**TRY IT:**
Within the records below, find each line that holds the string "JSON", then copy it.

[Items from an interface collection]
[Start of Attachment]
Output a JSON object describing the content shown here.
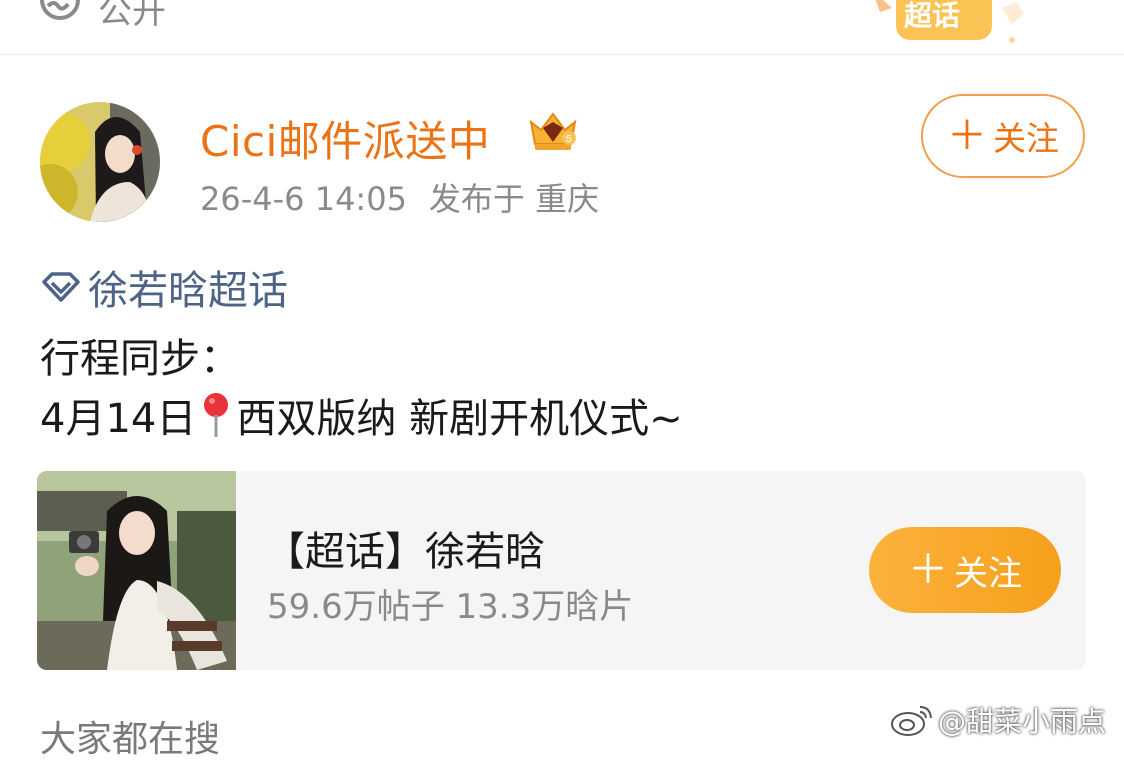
{
  "top": {
    "visibility_label": "公开",
    "sticker_label": "超话"
  },
  "post": {
    "username": "Cici邮件派送中",
    "timestamp": "26-4-6 14:05",
    "location": "发布于 重庆",
    "follow_label": "关注",
    "topic_label": "徐若晗超话",
    "text_line1": "行程同步：",
    "text_line2_date": "4月14日",
    "text_line2_rest": "西双版纳 新剧开机仪式~"
  },
  "card": {
    "title": "【超话】徐若晗",
    "stats": "59.6万帖子 13.3万晗片",
    "follow_label": "关注"
  },
  "section": {
    "heading": "大家都在搜"
  },
  "watermark": {
    "text": "@甜菜小雨点"
  },
  "colors": {
    "username": "#eb7316",
    "topic": "#4d6487",
    "follow_border": "#f0a04e",
    "card_follow_bg": "#f6a01b"
  },
  "icons": [
    "globe-icon",
    "chaohua-sticker",
    "vip-crown-badge",
    "plus-icon",
    "diamond-topic-icon",
    "location-pin-icon",
    "weibo-logo-icon"
  ]
}
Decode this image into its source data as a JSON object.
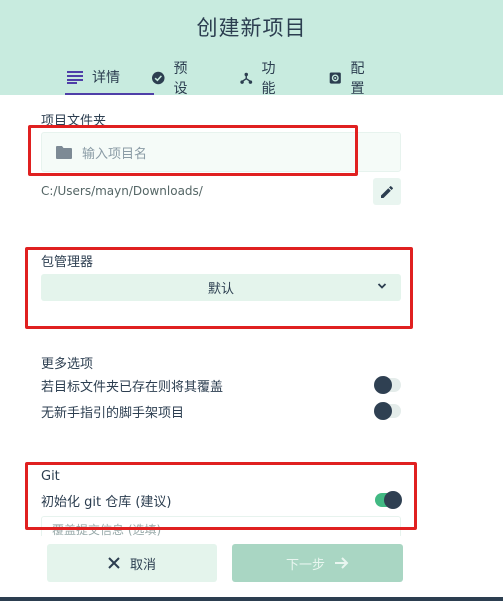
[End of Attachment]
**ANSWER BELOW:**
Output a JSON object describing the content shown here.
Decode this image into its source data as a JSON object.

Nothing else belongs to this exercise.